“I can hear,” Louise Skalko said with a laugh as she put her cochlear implant in place soon after answering her door.
She immediately began to explain how the device worked; how it bypasses damaged hearing parts and directly stimulates the hearing nerve. It recreates sounds rather than amplifying them as a hearing aid does.
Now in her 70s, Skalko got the implant surgically installed in 2001. She knew she had hearing loss before that, but it took years to figure out.
“I probably had some kind of hearing loss since I was a child, only I didn’t know it,” Skalko said. “Apparently, I was reading lips, but I didn’t know it. I just thought I was stupid.”
Of course, she was not stupid, it just never occurred to anyone that she had a problem.
“I could hear in quiet environments and one-on-one, but I was reading lips,” she said. “I can read music. I can play anything, but I can’t hear what I’m playing.”
The sounds she does hear are mechanical, but as a musician, she can keep up with the beat and faithfully recreate musical pieces.
Nowadays, Skalko said, people are more attuned to those with hearing loss. She said 10 percent of Americans have some sort of hearing loss. Newborns are all tested for hearing loss.
Skalko retired to Jonesborough, though she has lived all over the country, including New Orleans, and Augusta, Ga. She was born in New York City and lived in Brooklyn as a child.
Her passion now is advocating for people with hearing loss and helping ensure the success of the new East Tennessee State University Cochlear Implant Center.
When she moved back to Johnson City after retirement in 2006, she realized there was only one audiologist in the area who did mapping for cochlear implants. If she wanted to have follow-up treatments for her device, she would have to return to Augusta, where it was installed, or go to Nashville. Other people who may have cochlear implants in Northeast Tennessee would be in the same position.
“I decided one of the things I would like to do in retirement is establish a cochlear implant facility in the Tri-Cities area,” she said.
So, she began providing seed money for the ETSU clinic. The clinic recently opened, and Skalko was pleased it has seen a few patients and has booked several more for the near future.
The clinic can not surgically install cochlear implants but it can evaluate patients for the devices and also provide follow-up treatment.
Skalko hopes that one day surgeons in this area can install the implants.
Before she retired, Skalko was an educator.
She put herself through college by teaching. Skalko got her bachelor’s degree at St. Johns University in New York. She worked on a master’s degree in biology in Gainesville but did not finish that one.
When she moved to Johnson City, she went to East Tennessee State University and got a master’s degree in education.
She also started a scholarship for students in the College of Education.
It took a while to finish the master’s in education, what with being a working adult and all, but she did get it. Better and better jobs followed and eventually she came to work at an engineering and construction company as the senior corporate trainer for construction.

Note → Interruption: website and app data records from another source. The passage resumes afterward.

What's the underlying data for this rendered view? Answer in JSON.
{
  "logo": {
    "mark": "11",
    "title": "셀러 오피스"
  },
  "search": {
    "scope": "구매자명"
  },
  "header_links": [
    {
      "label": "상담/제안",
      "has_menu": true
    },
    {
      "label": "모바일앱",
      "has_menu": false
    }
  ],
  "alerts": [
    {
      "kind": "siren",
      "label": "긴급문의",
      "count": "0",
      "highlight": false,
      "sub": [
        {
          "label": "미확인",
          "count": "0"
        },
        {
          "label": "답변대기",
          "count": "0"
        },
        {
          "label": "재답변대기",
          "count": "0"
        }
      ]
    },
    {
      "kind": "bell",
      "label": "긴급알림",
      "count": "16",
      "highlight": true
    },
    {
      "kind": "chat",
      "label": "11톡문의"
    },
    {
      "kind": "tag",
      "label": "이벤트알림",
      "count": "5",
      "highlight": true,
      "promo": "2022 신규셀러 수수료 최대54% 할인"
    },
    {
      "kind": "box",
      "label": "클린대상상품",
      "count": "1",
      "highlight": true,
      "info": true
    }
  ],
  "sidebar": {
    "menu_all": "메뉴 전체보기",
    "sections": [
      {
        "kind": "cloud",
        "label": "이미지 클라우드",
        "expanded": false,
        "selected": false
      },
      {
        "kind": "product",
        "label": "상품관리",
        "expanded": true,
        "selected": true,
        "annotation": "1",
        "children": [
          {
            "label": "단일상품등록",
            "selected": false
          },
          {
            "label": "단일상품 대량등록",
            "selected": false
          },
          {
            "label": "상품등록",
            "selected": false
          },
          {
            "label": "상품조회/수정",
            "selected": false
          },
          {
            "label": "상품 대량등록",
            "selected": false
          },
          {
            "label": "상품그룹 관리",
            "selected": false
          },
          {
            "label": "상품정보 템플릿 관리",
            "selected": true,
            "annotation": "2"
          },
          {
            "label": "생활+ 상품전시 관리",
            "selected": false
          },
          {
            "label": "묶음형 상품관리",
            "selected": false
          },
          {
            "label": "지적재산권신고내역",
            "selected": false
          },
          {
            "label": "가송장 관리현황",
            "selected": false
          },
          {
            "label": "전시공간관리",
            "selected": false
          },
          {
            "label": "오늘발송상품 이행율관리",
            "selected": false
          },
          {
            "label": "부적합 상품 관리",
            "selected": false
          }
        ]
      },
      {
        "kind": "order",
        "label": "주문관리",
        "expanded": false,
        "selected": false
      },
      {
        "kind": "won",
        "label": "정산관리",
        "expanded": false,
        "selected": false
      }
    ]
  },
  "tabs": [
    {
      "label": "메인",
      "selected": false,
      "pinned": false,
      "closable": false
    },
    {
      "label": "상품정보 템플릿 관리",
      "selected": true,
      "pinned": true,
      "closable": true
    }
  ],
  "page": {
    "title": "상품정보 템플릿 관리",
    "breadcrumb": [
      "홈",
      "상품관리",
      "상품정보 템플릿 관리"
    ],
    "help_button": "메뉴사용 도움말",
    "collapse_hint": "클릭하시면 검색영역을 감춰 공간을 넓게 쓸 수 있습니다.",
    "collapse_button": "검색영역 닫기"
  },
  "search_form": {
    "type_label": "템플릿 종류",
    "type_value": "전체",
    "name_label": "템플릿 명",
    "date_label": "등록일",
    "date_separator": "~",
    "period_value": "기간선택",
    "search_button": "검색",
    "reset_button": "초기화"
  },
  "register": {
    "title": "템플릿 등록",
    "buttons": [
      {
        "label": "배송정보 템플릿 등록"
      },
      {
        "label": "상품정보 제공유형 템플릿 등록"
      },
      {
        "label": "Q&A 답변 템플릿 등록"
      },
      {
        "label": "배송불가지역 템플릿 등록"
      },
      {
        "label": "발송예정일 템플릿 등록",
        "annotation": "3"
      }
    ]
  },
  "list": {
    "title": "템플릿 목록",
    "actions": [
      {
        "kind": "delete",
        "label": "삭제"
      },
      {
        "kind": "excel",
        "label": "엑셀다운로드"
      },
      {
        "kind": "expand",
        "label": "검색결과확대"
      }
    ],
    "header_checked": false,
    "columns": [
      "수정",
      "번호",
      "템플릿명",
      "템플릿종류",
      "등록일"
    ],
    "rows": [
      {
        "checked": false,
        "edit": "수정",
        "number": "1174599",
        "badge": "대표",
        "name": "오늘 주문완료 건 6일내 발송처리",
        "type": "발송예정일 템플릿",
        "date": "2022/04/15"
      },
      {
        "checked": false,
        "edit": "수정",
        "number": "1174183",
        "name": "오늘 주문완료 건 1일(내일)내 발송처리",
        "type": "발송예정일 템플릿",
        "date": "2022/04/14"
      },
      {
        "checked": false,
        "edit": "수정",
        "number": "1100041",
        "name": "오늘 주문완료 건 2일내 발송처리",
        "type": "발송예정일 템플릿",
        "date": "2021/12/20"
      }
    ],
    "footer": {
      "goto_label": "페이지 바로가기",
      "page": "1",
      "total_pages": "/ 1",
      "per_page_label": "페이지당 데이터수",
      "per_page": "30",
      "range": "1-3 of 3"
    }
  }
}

She helped instruct 6,000 people on continuing education. Five to six percent of those people were illiterate, she said. Regardless, they had to pass a written test to keep their jobs.
After she discovered some workers could not read, Skalko was tasked with helping them pass the tests. She helped 300 workers retain their jobs by reading the tests allowed.
Eventually, she established an on-site literacy program that helped save many people’s jobs and provided them a new skill.
She wondered if that would have been implemented had she not been there.
“I know with my disability I am more attuned to other people’s differences, and I can’t say sympathetic, just more understanding,” Skalko said.